* _REQUIRED WORK_
Find every line below where the string "value" shows up, and copy those lines.
=== Begin Enclosure ===
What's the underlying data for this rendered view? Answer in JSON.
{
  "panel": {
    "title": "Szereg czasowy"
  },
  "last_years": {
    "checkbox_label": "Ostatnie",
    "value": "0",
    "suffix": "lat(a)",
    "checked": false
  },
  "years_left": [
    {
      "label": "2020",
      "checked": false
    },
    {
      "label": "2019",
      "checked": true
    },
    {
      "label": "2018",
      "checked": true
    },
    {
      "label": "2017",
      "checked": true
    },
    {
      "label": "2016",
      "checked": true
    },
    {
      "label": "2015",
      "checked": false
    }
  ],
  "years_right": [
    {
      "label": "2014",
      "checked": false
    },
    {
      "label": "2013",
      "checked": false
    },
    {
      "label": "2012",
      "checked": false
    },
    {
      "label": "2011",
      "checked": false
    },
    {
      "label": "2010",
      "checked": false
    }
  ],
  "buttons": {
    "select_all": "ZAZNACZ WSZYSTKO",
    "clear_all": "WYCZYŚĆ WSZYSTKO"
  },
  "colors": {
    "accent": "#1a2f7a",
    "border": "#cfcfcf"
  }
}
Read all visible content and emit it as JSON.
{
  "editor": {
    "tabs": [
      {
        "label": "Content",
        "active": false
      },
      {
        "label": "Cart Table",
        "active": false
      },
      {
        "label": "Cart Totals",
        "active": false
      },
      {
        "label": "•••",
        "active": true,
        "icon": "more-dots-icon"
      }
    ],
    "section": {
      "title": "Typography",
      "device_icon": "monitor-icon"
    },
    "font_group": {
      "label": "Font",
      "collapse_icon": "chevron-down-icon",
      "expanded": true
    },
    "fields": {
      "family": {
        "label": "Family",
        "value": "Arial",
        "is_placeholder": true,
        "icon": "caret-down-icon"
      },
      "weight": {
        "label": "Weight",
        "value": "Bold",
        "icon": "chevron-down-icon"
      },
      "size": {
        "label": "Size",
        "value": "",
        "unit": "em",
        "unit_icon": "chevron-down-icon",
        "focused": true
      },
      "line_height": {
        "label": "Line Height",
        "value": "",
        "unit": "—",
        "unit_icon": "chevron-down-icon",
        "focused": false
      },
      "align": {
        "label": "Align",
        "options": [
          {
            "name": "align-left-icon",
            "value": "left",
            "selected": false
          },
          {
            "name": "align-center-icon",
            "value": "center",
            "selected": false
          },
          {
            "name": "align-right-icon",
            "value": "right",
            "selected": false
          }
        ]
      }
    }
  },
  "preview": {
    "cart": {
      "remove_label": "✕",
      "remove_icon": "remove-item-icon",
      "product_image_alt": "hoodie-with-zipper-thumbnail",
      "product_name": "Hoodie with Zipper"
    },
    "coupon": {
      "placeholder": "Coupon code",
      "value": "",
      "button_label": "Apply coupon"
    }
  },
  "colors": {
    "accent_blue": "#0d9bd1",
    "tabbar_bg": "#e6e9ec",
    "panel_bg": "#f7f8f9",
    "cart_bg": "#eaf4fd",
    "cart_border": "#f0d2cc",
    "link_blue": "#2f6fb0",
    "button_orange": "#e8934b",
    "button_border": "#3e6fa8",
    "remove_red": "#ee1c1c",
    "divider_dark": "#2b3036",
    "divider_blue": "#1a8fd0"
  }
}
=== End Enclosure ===
* _RESPONSE TO THIS EXERCISE_
    "value": "0",
        "value": "Arial",
        "value": "Bold",
        "value": "",
        "value": "",
            "value": "left",
            "value": "center",
            "value": "right",
      "value": "",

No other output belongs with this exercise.